[Opening Information given section]

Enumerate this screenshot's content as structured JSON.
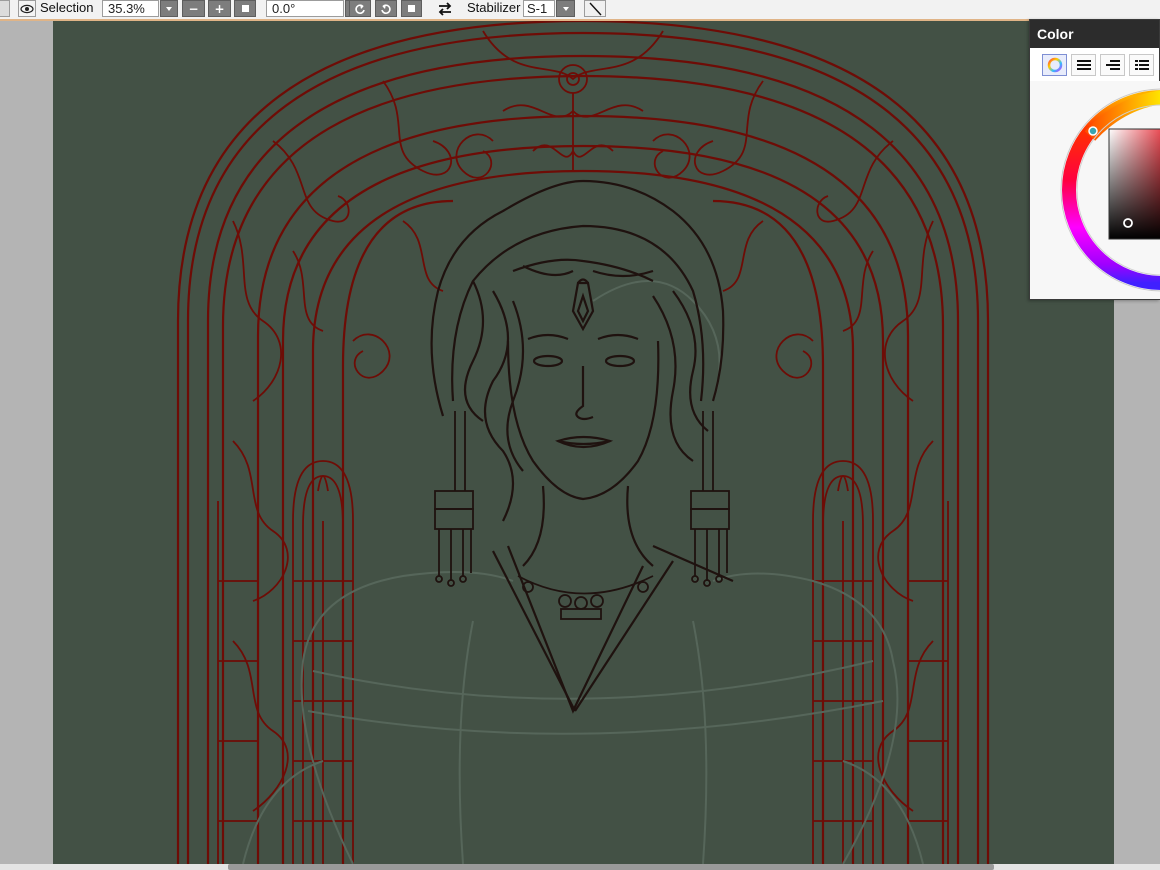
{
  "toolbar": {
    "selection_label": "Selection",
    "zoom_value": "35.3%",
    "rotation_value": "0.0°",
    "stabilizer_label": "Stabilizer",
    "stabilizer_value": "S-1",
    "icons": {
      "visibility": "eye-icon",
      "zoom_dropdown": "chevron-down-icon",
      "zoom_out": "minus-icon",
      "zoom_in": "plus-icon",
      "zoom_reset": "square-icon",
      "rotation_dropdown": "chevron-down-icon",
      "rotate_ccw": "rotate-left-icon",
      "rotate_cw": "rotate-right-icon",
      "rotation_reset": "square-icon",
      "flip": "swap-arrows-icon",
      "stabilizer_dropdown": "chevron-down-icon",
      "line_tool": "diagonal-line-icon"
    }
  },
  "color_panel": {
    "title": "Color",
    "tabs": [
      "color-wheel-tab",
      "rgb-sliders-tab",
      "hsv-sliders-tab",
      "swatches-tab"
    ],
    "active_tab": 0,
    "wheel_marker_hue": "teal",
    "current_color": "#2a1410"
  },
  "canvas": {
    "background_color": "#435145",
    "lineart_red": "#6e0c06",
    "lineart_dark": "#1f120f"
  }
}
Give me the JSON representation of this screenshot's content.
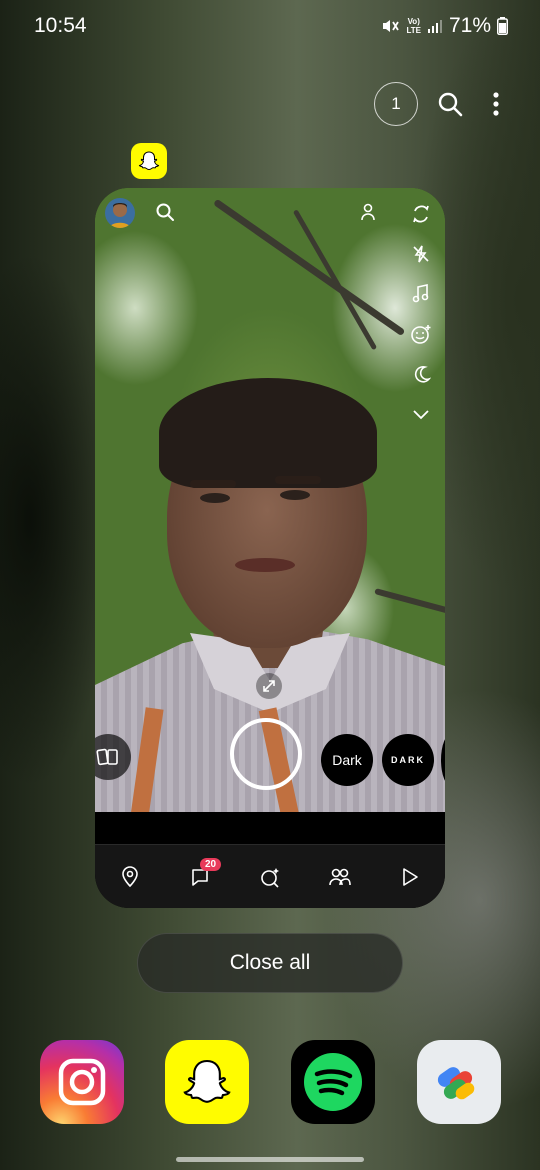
{
  "status_bar": {
    "time": "10:54",
    "volte_top": "Vo)",
    "volte_bottom": "LTE",
    "battery": "71%"
  },
  "top_actions": {
    "window_count": "1"
  },
  "recent_card": {
    "app_name_icon": "snapchat-icon",
    "lens_chip_1": "Dark",
    "lens_chip_2": "DARK",
    "chat_badge_count": "20"
  },
  "close_all_label": "Close all",
  "dock": [
    "instagram-icon",
    "snapchat-icon",
    "spotify-icon",
    "google-pay-icon"
  ],
  "colors": {
    "snapchat_yellow": "#fffc00",
    "badge_red": "#e83a5a",
    "spotify_green": "#1ed760"
  }
}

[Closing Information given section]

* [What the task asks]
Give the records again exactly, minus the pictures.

* [Response to the task]
Enumerate this screenshot's content as structured JSON.
{
  "toolbar": {
    "selection_label": "Selection",
    "zoom_value": "35.3%",
    "rotation_value": "0.0°",
    "stabilizer_label": "Stabilizer",
    "stabilizer_value": "S-1",
    "icons": {
      "visibility": "eye-icon",
      "zoom_dropdown": "chevron-down-icon",
      "zoom_out": "minus-icon",
      "zoom_in": "plus-icon",
      "zoom_reset": "square-icon",
      "rotation_dropdown": "chevron-down-icon",
      "rotate_ccw": "rotate-left-icon",
      "rotate_cw": "rotate-right-icon",
      "rotation_reset": "square-icon",
      "flip": "swap-arrows-icon",
      "stabilizer_dropdown": "chevron-down-icon",
      "line_tool": "diagonal-line-icon"
    }
  },
  "color_panel": {
    "title": "Color",
    "tabs": [
      "color-wheel-tab",
      "rgb-sliders-tab",
      "hsv-sliders-tab",
      "swatches-tab"
    ],
    "active_tab": 0,
    "wheel_marker_hue": "teal",
    "current_color": "#2a1410"
  },
  "canvas": {
    "background_color": "#435145",
    "lineart_red": "#6e0c06",
    "lineart_dark": "#1f120f"
  }
}
Give me the JSON representation of this screenshot's content.
{
  "status_bar": {
    "time": "10:54",
    "volte_top": "Vo)",
    "volte_bottom": "LTE",
    "battery": "71%"
  },
  "top_actions": {
    "window_count": "1"
  },
  "recent_card": {
    "app_name_icon": "snapchat-icon",
    "lens_chip_1": "Dark",
    "lens_chip_2": "DARK",
    "chat_badge_count": "20"
  },
  "close_all_label": "Close all",
  "dock": [
    "instagram-icon",
    "snapchat-icon",
    "spotify-icon",
    "google-pay-icon"
  ],
  "colors": {
    "snapchat_yellow": "#fffc00",
    "badge_red": "#e83a5a",
    "spotify_green": "#1ed760"
  }
}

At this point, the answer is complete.